Injuries on the job sometimes result from an employer’s failure to comply with the labor law. Here, Joseph J. Brophy obtained a $6.7 Milllion settlement in a case involving a work site injury and a labor law violation. Joe's client, a 40 year old part-time roofer, suffered from quadriplegia after falling from a scaffold.
Medical Malpractice & Personal Injury - Mistreatment of Dehydration of Baby - Cerebral Palsy
Godin v. Schapiro (U.S.D.C., N.D.N.Y. 1992)
Joseph J. Brophy obtained a $12.3 million medical malpractice verdict for mistreatment of dehydration of baby, resulting in cerebral palsy. She was born healthy, but got sick at three weeks of age and stopped taking formula. The pediatrician gave the mother advice over the telephone, but did not ask her to bring the baby to the office to be examined. After several days, the baby seems listless, so the mother brought her to the emergency room where she was found to be severely dehydrated and had to be resuscitated. The emergency room staff neglected to weigh the baby before giving her fluids, and as a result she was given excessive fluids. The combination of dehydration and rapid overhydration caused severe brain damage, resulting in cerebral palsy.
Medical Malpractice - Quadriplegia - Brain Surgery - Lack of Informed consent
Beatt v. Hoffman (Supreme Court, New York County, 1985)
An essential element of surgery is obtaining an informed consent from a patient. Here, Joseph J. Brophy obtained a $2 million medical malpractice jury verdict, representing a 62 year old retired man who underwent surgery for a benign acoustic tumor. The doctors had recommended brain surgery for the tumor in hopes of saving the patient's hearing, and told the patient of the risks of brain surgery. However, they did not tell the patient that there was a safer alternative that would sacrifice the hearing, but carried no risk of paralysis. Joe successfully argued that his client had brain surgery without an informed consent.
Medical Malpractice & Personal Injury - Quadriplegia - Brain Surgery - Stroke
Hutton v. Mayo Clinic (U.S.D.C., Minn. 1984)
Even revered medical institutions commit acts of negligence that bring on proper medical malpractice cases. Here, Joseph J. Brophy obtained $2.1 million medical malpractice jury verdict for a 44 year old school teacher who had travelled from New York to Minnesota to have brain surgery at the Mayo Clinic. During the surgery, she experienced an air embolism that caused a severe stroke, resulting in quadriplegia. The doctors argued that the air embolism could not have been foreseen or prevented, but there was evidence of a delayed reaction to the emergency because the surgeon attempted to finish his operation after the air embolism began, while the anesthesiologist was absent from the operating room at the time. The jury deliberated for three days before rendering the first substantial verdict against the Mayo Clinic in a medical malpractice case.
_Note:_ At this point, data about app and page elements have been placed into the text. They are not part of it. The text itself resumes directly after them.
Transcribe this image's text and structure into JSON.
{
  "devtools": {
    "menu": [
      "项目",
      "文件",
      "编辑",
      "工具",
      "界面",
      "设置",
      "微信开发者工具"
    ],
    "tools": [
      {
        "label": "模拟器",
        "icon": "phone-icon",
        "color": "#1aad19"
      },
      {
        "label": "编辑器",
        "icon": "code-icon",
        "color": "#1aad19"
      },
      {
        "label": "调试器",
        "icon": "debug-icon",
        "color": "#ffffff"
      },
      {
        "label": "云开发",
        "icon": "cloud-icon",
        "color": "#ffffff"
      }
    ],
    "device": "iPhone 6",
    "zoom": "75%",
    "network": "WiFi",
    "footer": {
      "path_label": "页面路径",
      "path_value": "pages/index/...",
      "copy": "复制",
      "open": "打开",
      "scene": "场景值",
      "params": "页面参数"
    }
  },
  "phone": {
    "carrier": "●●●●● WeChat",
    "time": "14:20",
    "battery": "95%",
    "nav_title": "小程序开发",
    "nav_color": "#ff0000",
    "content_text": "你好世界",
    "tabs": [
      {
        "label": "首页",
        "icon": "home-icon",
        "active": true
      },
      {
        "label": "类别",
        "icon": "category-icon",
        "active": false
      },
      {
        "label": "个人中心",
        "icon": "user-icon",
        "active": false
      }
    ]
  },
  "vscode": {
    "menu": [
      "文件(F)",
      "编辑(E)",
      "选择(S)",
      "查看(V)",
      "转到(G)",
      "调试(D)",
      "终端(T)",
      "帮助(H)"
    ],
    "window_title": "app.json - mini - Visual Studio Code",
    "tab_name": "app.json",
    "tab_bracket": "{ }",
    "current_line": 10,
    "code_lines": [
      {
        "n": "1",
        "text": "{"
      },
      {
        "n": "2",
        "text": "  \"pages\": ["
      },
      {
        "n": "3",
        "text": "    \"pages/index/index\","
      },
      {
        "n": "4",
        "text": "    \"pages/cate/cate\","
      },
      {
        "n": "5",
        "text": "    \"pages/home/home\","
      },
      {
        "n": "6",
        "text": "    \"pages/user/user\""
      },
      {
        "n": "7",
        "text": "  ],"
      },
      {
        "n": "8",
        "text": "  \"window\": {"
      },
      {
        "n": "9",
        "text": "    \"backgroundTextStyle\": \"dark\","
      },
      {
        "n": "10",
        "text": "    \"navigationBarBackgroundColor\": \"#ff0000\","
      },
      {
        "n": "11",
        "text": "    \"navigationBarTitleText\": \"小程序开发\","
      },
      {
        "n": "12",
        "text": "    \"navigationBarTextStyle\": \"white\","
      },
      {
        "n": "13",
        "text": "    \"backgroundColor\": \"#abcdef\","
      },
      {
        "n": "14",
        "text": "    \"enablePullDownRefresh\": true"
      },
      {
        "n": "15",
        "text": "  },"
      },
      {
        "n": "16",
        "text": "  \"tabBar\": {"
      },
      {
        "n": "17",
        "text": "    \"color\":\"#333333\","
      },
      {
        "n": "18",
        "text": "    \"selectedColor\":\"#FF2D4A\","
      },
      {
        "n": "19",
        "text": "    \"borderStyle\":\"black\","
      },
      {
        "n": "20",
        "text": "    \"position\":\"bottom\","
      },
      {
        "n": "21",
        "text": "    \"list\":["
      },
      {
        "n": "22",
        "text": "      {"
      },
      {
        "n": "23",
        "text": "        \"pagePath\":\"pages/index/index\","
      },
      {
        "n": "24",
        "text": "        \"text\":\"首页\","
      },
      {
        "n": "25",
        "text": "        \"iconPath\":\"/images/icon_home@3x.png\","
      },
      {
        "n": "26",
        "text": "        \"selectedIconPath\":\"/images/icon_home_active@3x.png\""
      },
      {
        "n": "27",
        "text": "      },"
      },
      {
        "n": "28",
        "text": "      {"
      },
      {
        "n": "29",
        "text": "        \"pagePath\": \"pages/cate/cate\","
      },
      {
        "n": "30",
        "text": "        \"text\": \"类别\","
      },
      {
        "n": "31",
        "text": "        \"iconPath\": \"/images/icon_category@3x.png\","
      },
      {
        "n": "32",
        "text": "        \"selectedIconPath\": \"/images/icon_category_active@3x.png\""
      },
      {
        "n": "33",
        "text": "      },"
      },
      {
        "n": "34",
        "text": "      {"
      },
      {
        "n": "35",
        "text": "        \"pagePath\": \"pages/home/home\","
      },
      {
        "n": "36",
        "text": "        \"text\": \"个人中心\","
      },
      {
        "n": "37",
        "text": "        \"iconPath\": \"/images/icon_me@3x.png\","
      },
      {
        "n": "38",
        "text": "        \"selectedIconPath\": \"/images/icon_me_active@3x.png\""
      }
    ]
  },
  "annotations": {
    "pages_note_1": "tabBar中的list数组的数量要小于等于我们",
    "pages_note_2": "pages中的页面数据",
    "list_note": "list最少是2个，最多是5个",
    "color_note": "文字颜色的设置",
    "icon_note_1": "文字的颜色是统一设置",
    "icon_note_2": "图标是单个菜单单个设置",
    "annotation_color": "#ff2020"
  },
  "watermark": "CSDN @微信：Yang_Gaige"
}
In Gasperino, at trial and on appeal, Joel M. Aurnou obtained a wrongful death recovery in excess of policy limits under § 299 of the New York Labor Law (ventilation), along with specific approval by the 2d circuit panel of his trial record.